[19] In the introduction to This is Enlightenment, Siskin and Warner offer the “history of mediation” as an alternative approach to the “history of ideas.” Instead of seeking to recover the “ideas” that comprise what Enlightenment is, they propose reassembling the medial transactions employed to convey those ideas, “and thus more readily identify patterns in those interactions” (11). In shifting their focus to Romanticism, Siskin and Warner argue that, understood in relation to their history of mediation, “the Romantic subject is the self on the platform of Enlightenment” (“What Is Romanticism?” 288). In short, “Enlightenment is an event in the history of mediation,” which involves radical transformations in “cardinal mediations,” including infrastructure (postal system, coffee houses), genres and formats (periodical essays, magazines), practices (clubs, societies), and protocols (copyright, publishing practices) (“This Is Enlightenment” 1, 12-15). The Romantic subject, then, comes into being by operating on the platform that these mediations establish. BACK

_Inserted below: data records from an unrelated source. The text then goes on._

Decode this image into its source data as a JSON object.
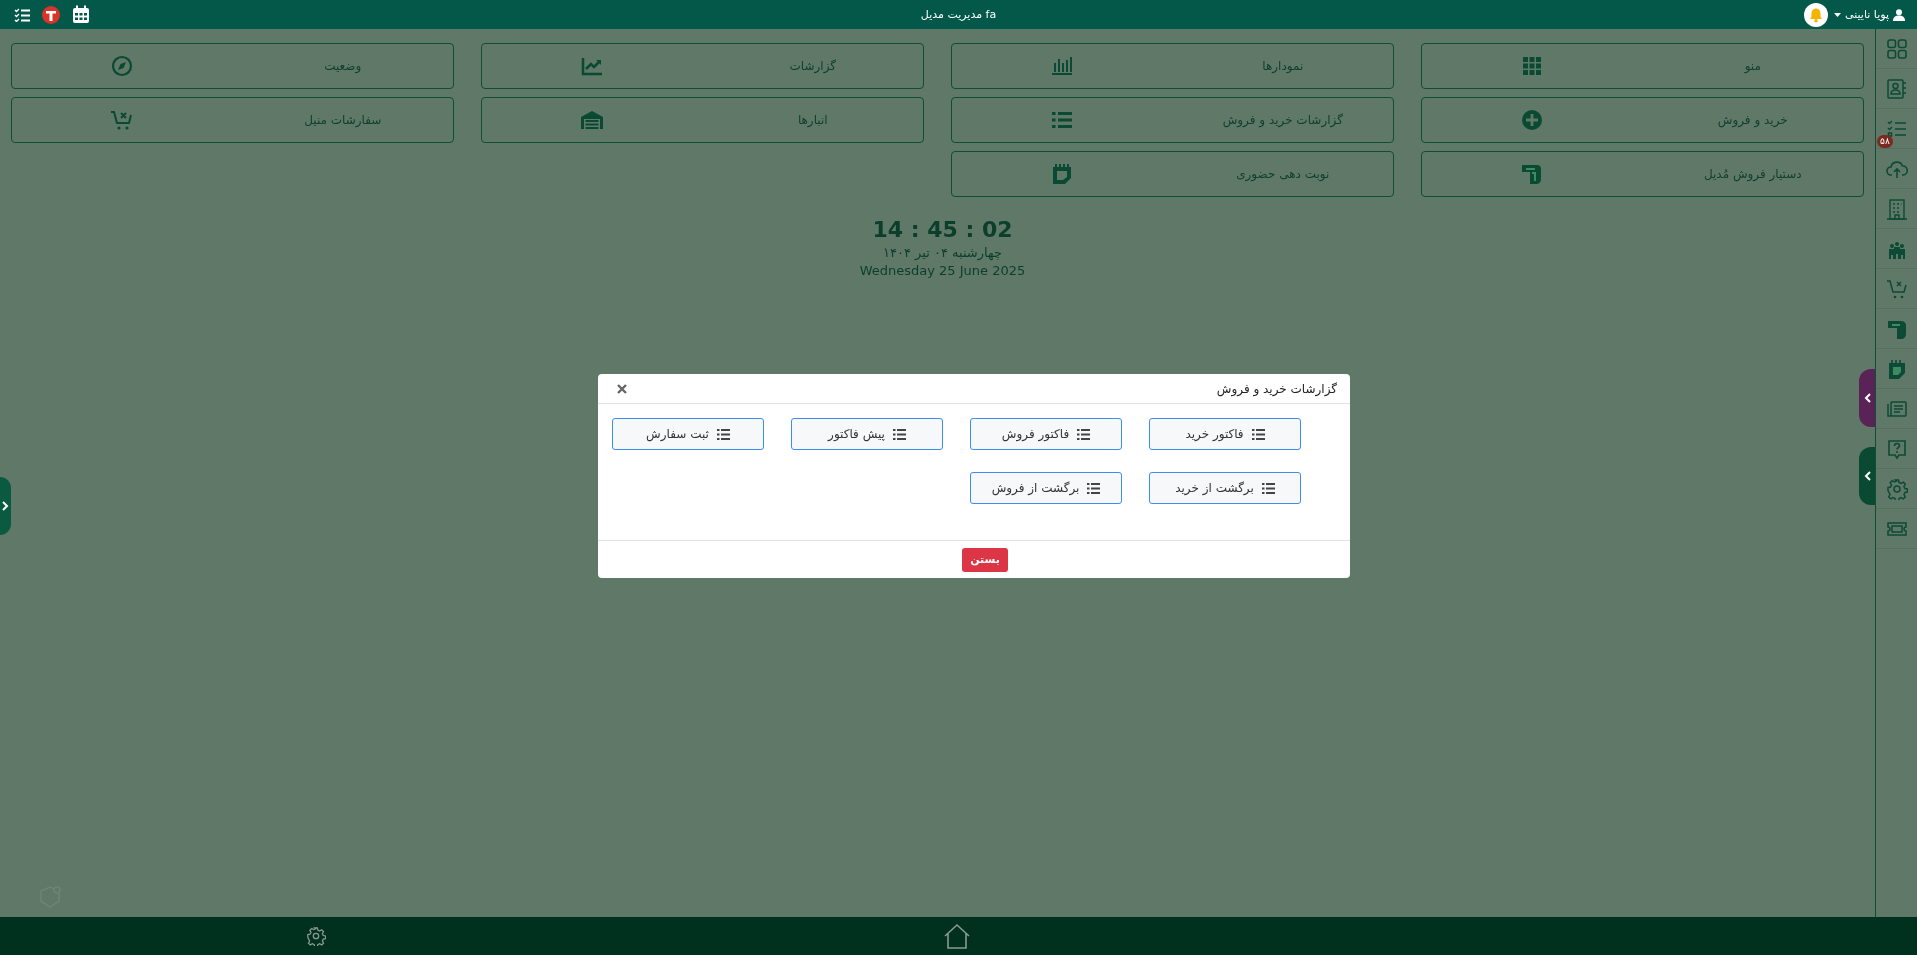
{
  "top_bar": {
    "title": "مدیریت مدیل fa",
    "user_name": "پویا نایینی"
  },
  "tiles": [
    {
      "label": "منو",
      "kind": "menu"
    },
    {
      "label": "نمودارها",
      "kind": "charts"
    },
    {
      "label": "گزارشات",
      "kind": "reports"
    },
    {
      "label": "وضعیت",
      "kind": "status"
    },
    {
      "label": "خرید و فروش",
      "kind": "trade"
    },
    {
      "label": "گزارشات خرید و فروش",
      "kind": "trade-reports"
    },
    {
      "label": "انبارها",
      "kind": "warehouses"
    },
    {
      "label": "سفارشات منیل",
      "kind": "orders"
    },
    {
      "label": "دستیار فروش مُدیل",
      "kind": "assistant"
    },
    {
      "label": "نوبت دهی حضوری",
      "kind": "appointments"
    }
  ],
  "clock": {
    "time": "14 : 45 : 02",
    "persian_date": "چهارشنبه ۰۴ تیر ۱۴۰۴",
    "date": "Wednesday 25 June 2025"
  },
  "sidebar": {
    "items": [
      {
        "kind": "apps"
      },
      {
        "kind": "contacts"
      },
      {
        "kind": "tasks",
        "badge": "۵۸"
      },
      {
        "kind": "cloud"
      },
      {
        "kind": "building"
      },
      {
        "kind": "team"
      },
      {
        "kind": "cart"
      },
      {
        "kind": "assistant"
      },
      {
        "kind": "appointments"
      },
      {
        "kind": "receipt"
      },
      {
        "kind": "help"
      },
      {
        "kind": "settings"
      },
      {
        "kind": "ticket"
      }
    ]
  },
  "modal": {
    "title": "گزارشات خرید و فروش",
    "buttons": [
      "فاکتور خرید",
      "فاکتور فروش",
      "پیش فاکتور",
      "ثبت سفارش",
      "برگشت از خرید",
      "برگشت از فروش"
    ],
    "close_label": "بستن"
  }
}
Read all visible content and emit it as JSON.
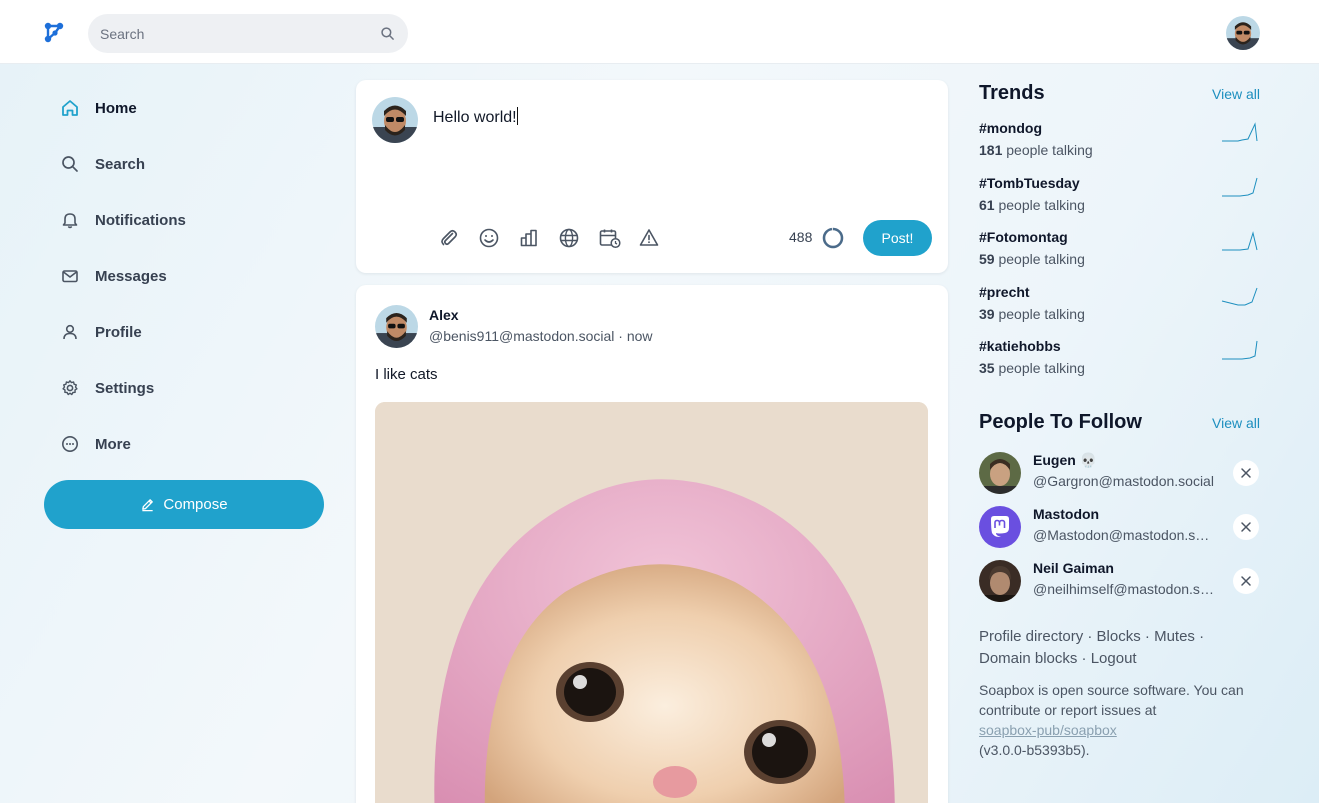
{
  "topbar": {
    "search_placeholder": "Search",
    "logo_icon": "soapbox-logo-icon",
    "accent": "#20a2cc"
  },
  "nav": {
    "items": [
      {
        "label": "Home",
        "icon": "home-icon"
      },
      {
        "label": "Search",
        "icon": "search-icon"
      },
      {
        "label": "Notifications",
        "icon": "bell-icon"
      },
      {
        "label": "Messages",
        "icon": "mail-icon"
      },
      {
        "label": "Profile",
        "icon": "user-icon"
      },
      {
        "label": "Settings",
        "icon": "gear-icon"
      },
      {
        "label": "More",
        "icon": "dots-circle-icon"
      }
    ],
    "compose_label": "Compose"
  },
  "composer": {
    "text": "Hello world!",
    "char_count": "488",
    "post_label": "Post!"
  },
  "status": {
    "display_name": "Alex",
    "meta": "@benis911@mastodon.social · now",
    "body": "I like cats"
  },
  "trends": {
    "title": "Trends",
    "view_all": "View all",
    "items": [
      {
        "tag": "#mondog",
        "count": "181",
        "suffix": "people talking"
      },
      {
        "tag": "#TombTuesday",
        "count": "61",
        "suffix": "people talking"
      },
      {
        "tag": "#Fotomontag",
        "count": "59",
        "suffix": "people talking"
      },
      {
        "tag": "#precht",
        "count": "39",
        "suffix": "people talking"
      },
      {
        "tag": "#katiehobbs",
        "count": "35",
        "suffix": "people talking"
      }
    ]
  },
  "follow": {
    "title": "People To Follow",
    "view_all": "View all",
    "items": [
      {
        "name": "Eugen 💀",
        "handle": "@Gargron@mastodon.social"
      },
      {
        "name": "Mastodon",
        "handle": "@Mastodon@mastodon.social"
      },
      {
        "name": "Neil Gaiman",
        "handle": "@neilhimself@mastodon.social"
      }
    ]
  },
  "footer": {
    "l1": "Profile directory",
    "l2": "Blocks",
    "l3": "Mutes",
    "l4": "Domain blocks",
    "l5": "Logout",
    "sep": " · ",
    "about_pre": "Soapbox is open source software. You can contribute or report issues at",
    "about_repo": "soapbox-pub/soapbox",
    "about_version": "(v3.0.0-b5393b5)."
  }
}
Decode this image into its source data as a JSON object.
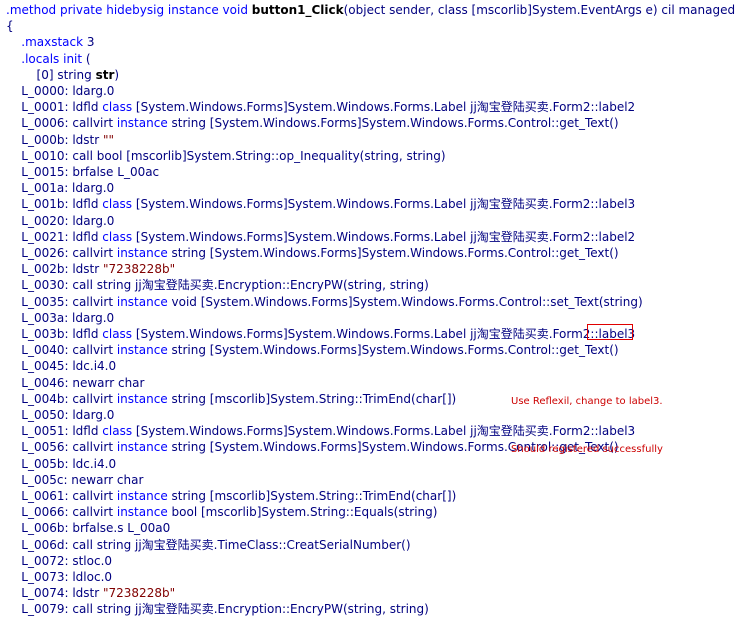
{
  "lines": [
    [
      [
        "kw",
        ".method private hidebysig instance void "
      ],
      [
        "bold",
        "button1_Click"
      ],
      [
        "plain",
        "(object sender, class [mscorlib]System.EventArgs e) cil managed"
      ]
    ],
    [
      [
        "plain",
        "{"
      ]
    ],
    [
      [
        "plain",
        "    "
      ],
      [
        "kw",
        ".maxstack"
      ],
      [
        "plain",
        " 3"
      ]
    ],
    [
      [
        "plain",
        "    "
      ],
      [
        "kw",
        ".locals init"
      ],
      [
        "plain",
        " ("
      ]
    ],
    [
      [
        "plain",
        "        [0] string "
      ],
      [
        "bold",
        "str"
      ],
      [
        "plain",
        ")"
      ]
    ],
    [
      [
        "plain",
        "    L_0000: ldarg.0"
      ]
    ],
    [
      [
        "plain",
        "    L_0001: ldfld "
      ],
      [
        "kw",
        "class"
      ],
      [
        "plain",
        " [System.Windows.Forms]System.Windows.Forms.Label jj淘宝登陆买卖.Form2::label2"
      ]
    ],
    [
      [
        "plain",
        "    L_0006: callvirt "
      ],
      [
        "kw",
        "instance"
      ],
      [
        "plain",
        " string [System.Windows.Forms]System.Windows.Forms.Control::get_Text()"
      ]
    ],
    [
      [
        "plain",
        "    L_000b: ldstr "
      ],
      [
        "str",
        "\"\""
      ]
    ],
    [
      [
        "plain",
        "    L_0010: call bool [mscorlib]System.String::op_Inequality(string, string)"
      ]
    ],
    [
      [
        "plain",
        "    L_0015: brfalse L_00ac"
      ]
    ],
    [
      [
        "plain",
        "    L_001a: ldarg.0"
      ]
    ],
    [
      [
        "plain",
        "    L_001b: ldfld "
      ],
      [
        "kw",
        "class"
      ],
      [
        "plain",
        " [System.Windows.Forms]System.Windows.Forms.Label jj淘宝登陆买卖.Form2::label3"
      ]
    ],
    [
      [
        "plain",
        "    L_0020: ldarg.0"
      ]
    ],
    [
      [
        "plain",
        "    L_0021: ldfld "
      ],
      [
        "kw",
        "class"
      ],
      [
        "plain",
        " [System.Windows.Forms]System.Windows.Forms.Label jj淘宝登陆买卖.Form2::label2"
      ]
    ],
    [
      [
        "plain",
        "    L_0026: callvirt "
      ],
      [
        "kw",
        "instance"
      ],
      [
        "plain",
        " string [System.Windows.Forms]System.Windows.Forms.Control::get_Text()"
      ]
    ],
    [
      [
        "plain",
        "    L_002b: ldstr "
      ],
      [
        "str",
        "\"7238228b\""
      ]
    ],
    [
      [
        "plain",
        "    L_0030: call string jj淘宝登陆买卖.Encryption::EncryPW(string, string)"
      ]
    ],
    [
      [
        "plain",
        "    L_0035: callvirt "
      ],
      [
        "kw",
        "instance"
      ],
      [
        "plain",
        " void [System.Windows.Forms]System.Windows.Forms.Control::set_Text(string)"
      ]
    ],
    [
      [
        "plain",
        "    L_003a: ldarg.0"
      ]
    ],
    [
      [
        "plain",
        "    L_003b: ldfld "
      ],
      [
        "kw",
        "class"
      ],
      [
        "plain",
        " [System.Windows.Forms]System.Windows.Forms.Label jj淘宝登陆买卖.Form2::label3"
      ]
    ],
    [
      [
        "plain",
        "    L_0040: callvirt "
      ],
      [
        "kw",
        "instance"
      ],
      [
        "plain",
        " string [System.Windows.Forms]System.Windows.Forms.Control::get_Text()"
      ]
    ],
    [
      [
        "plain",
        "    L_0045: ldc.i4.0"
      ]
    ],
    [
      [
        "plain",
        "    L_0046: newarr char"
      ]
    ],
    [
      [
        "plain",
        "    L_004b: callvirt "
      ],
      [
        "kw",
        "instance"
      ],
      [
        "plain",
        " string [mscorlib]System.String::TrimEnd(char[])"
      ]
    ],
    [
      [
        "plain",
        "    L_0050: ldarg.0"
      ]
    ],
    [
      [
        "plain",
        "    L_0051: ldfld "
      ],
      [
        "kw",
        "class"
      ],
      [
        "plain",
        " [System.Windows.Forms]System.Windows.Forms.Label jj淘宝登陆买卖.Form2::label3"
      ]
    ],
    [
      [
        "plain",
        "    L_0056: callvirt "
      ],
      [
        "kw",
        "instance"
      ],
      [
        "plain",
        " string [System.Windows.Forms]System.Windows.Forms.Control::get_Text()"
      ]
    ],
    [
      [
        "plain",
        "    L_005b: ldc.i4.0"
      ]
    ],
    [
      [
        "plain",
        "    L_005c: newarr char"
      ]
    ],
    [
      [
        "plain",
        "    L_0061: callvirt "
      ],
      [
        "kw",
        "instance"
      ],
      [
        "plain",
        " string [mscorlib]System.String::TrimEnd(char[])"
      ]
    ],
    [
      [
        "plain",
        "    L_0066: callvirt "
      ],
      [
        "kw",
        "instance"
      ],
      [
        "plain",
        " bool [mscorlib]System.String::Equals(string)"
      ]
    ],
    [
      [
        "plain",
        "    L_006b: brfalse.s L_00a0"
      ]
    ],
    [
      [
        "plain",
        "    L_006d: call string jj淘宝登陆买卖.TimeClass::CreatSerialNumber()"
      ]
    ],
    [
      [
        "plain",
        "    L_0072: stloc.0"
      ]
    ],
    [
      [
        "plain",
        "    L_0073: ldloc.0"
      ]
    ],
    [
      [
        "plain",
        "    L_0074: ldstr "
      ],
      [
        "str",
        "\"7238228b\""
      ]
    ],
    [
      [
        "plain",
        "    L_0079: call string jj淘宝登陆买卖.Encryption::EncryPW(string, string)"
      ]
    ]
  ],
  "annotation": {
    "line1": "Use Reflexil, change to label3.",
    "line2": "Should registered successfully"
  },
  "colors": {
    "keyword": "#0000ff",
    "text": "#000080",
    "string": "#800000",
    "annotation": "#cc0000",
    "highlight_border": "#e00000"
  }
}
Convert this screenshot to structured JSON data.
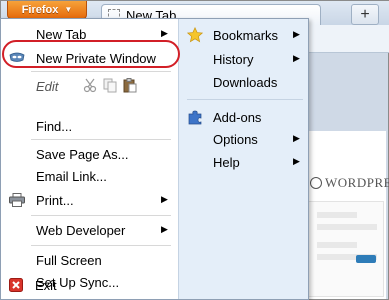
{
  "browser": {
    "app_button": "Firefox",
    "tab_title": "New Tab",
    "new_tab_symbol": "+"
  },
  "page_preview": {
    "logo_text": "WORDPRESS"
  },
  "menu_left": [
    {
      "label": "New Tab",
      "has_submenu": true
    },
    {
      "label": "New Private Window",
      "has_submenu": false
    },
    {
      "label": "Edit",
      "has_submenu": false
    },
    {
      "label": "Find...",
      "has_submenu": false
    },
    {
      "label": "Save Page As...",
      "has_submenu": false
    },
    {
      "label": "Email Link...",
      "has_submenu": false
    },
    {
      "label": "Print...",
      "has_submenu": true
    },
    {
      "label": "Web Developer",
      "has_submenu": true
    },
    {
      "label": "Full Screen",
      "has_submenu": false
    },
    {
      "label": "Set Up Sync...",
      "has_submenu": false
    },
    {
      "label": "Exit",
      "has_submenu": false
    }
  ],
  "menu_right": [
    {
      "label": "Bookmarks",
      "has_submenu": true
    },
    {
      "label": "History",
      "has_submenu": true
    },
    {
      "label": "Downloads",
      "has_submenu": false
    },
    {
      "label": "Add-ons",
      "has_submenu": false
    },
    {
      "label": "Options",
      "has_submenu": true
    },
    {
      "label": "Help",
      "has_submenu": true
    }
  ],
  "colors": {
    "highlight_ring": "#d21f27",
    "firefox_orange": "#e66b0c",
    "menu_right_bg": "#e4eef9"
  }
}
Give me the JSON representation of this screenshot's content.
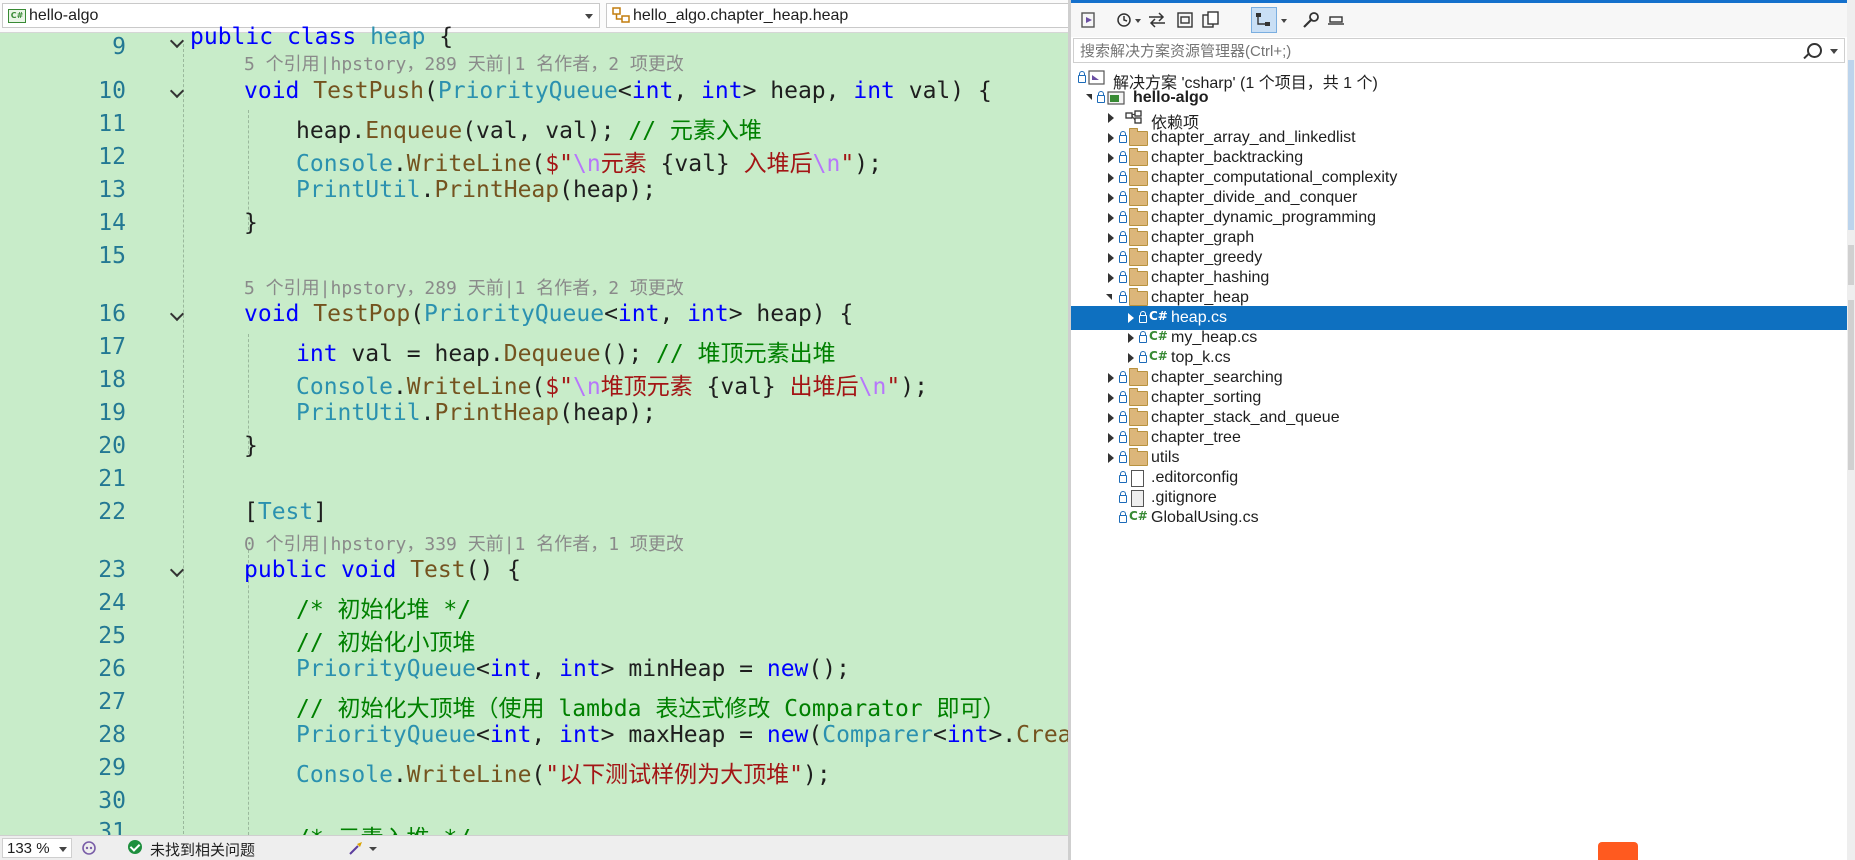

[20] McGann argues as much in Radiant Textuality. Drawing on Lisa Gitelman’s argument that “new media are less points of epistemic rupture than they are socially embedded sites for the ongoing negotiation of meaning as such” (6), Alan Liu suggests more of a bi-directional flow between old and new. He calls for “a poiesis of digital literary studies able to imagine how old and new literary media together allow us to imagine.” My shift is merely to emphasize that the poiesis on display in Romantic-era texts can accomplish similar productive insights about relations between old and new media. BACK

[21] Brooke-Smith adds to our understanding of early discussions of media by claiming we can find in the work of William Wordsworth and Charles Babbage a “media-less media theory” (4), or “media theory in the absence of a technological media concept,” an intellectual position which would not fully emerge until toward the end of the century (2). BACK

Author

Published @ RC

May 2016